Select the lines of the records containing the word "timestamp" and list them.

*** Opening of DATA SHOWN ***

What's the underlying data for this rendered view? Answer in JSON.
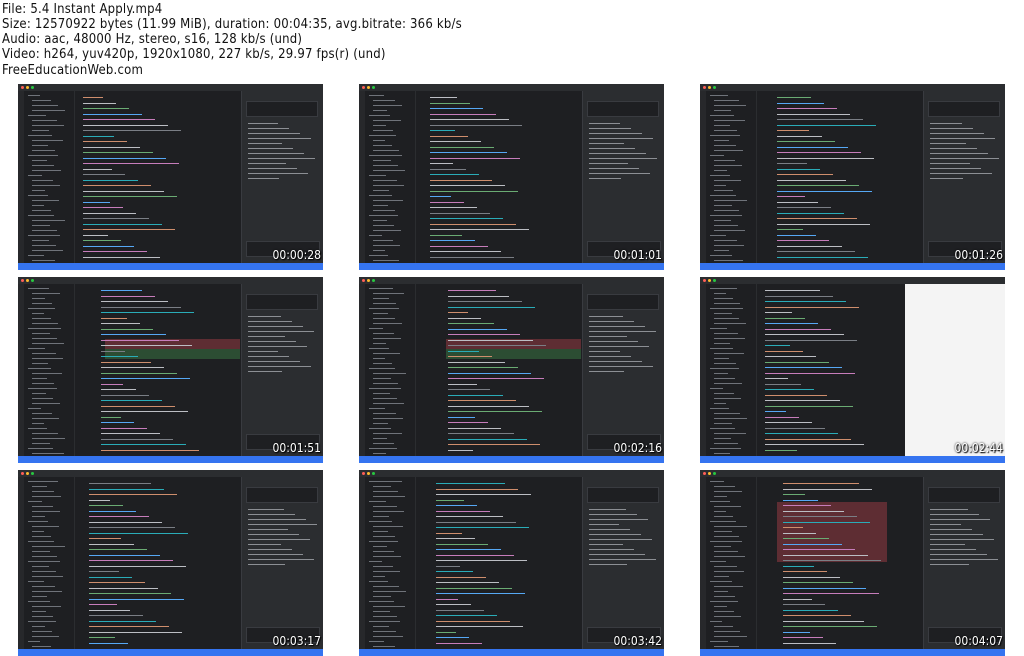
{
  "header": {
    "lines": [
      "File: 5.4 Instant Apply.mp4",
      "Size: 12570922 bytes (11.99 MiB), duration: 00:04:35, avg.bitrate: 366 kb/s",
      "Audio: aac, 48000 Hz, stereo, s16, 128 kb/s (und)",
      "Video: h264, yuv420p, 1920x1080, 227 kb/s, 29.97 fps(r) (und)",
      "FreeEducationWeb.com"
    ]
  },
  "thumbnails": [
    {
      "timestamp": "00:00:28",
      "variant": "chat"
    },
    {
      "timestamp": "00:01:01",
      "variant": "chat"
    },
    {
      "timestamp": "00:01:26",
      "variant": "chat"
    },
    {
      "timestamp": "00:01:51",
      "variant": "diff"
    },
    {
      "timestamp": "00:02:16",
      "variant": "diff"
    },
    {
      "timestamp": "00:02:44",
      "variant": "browser"
    },
    {
      "timestamp": "00:03:17",
      "variant": "chat"
    },
    {
      "timestamp": "00:03:42",
      "variant": "chat"
    },
    {
      "timestamp": "00:04:07",
      "variant": "red-block"
    }
  ],
  "colors": {
    "ide_background": "#1e1f22",
    "status_bar": "#3574f0",
    "diff_removed": "#5e2d33",
    "diff_added": "#2c4d33"
  }
}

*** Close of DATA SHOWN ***

◆ **THE ANSWER**:
      "timestamp": "00:00:28",
      "timestamp": "00:01:01",
      "timestamp": "00:01:26",
      "timestamp": "00:01:51",
      "timestamp": "00:02:16",
      "timestamp": "00:02:44",
      "timestamp": "00:03:17",
      "timestamp": "00:03:42",
      "timestamp": "00:04:07",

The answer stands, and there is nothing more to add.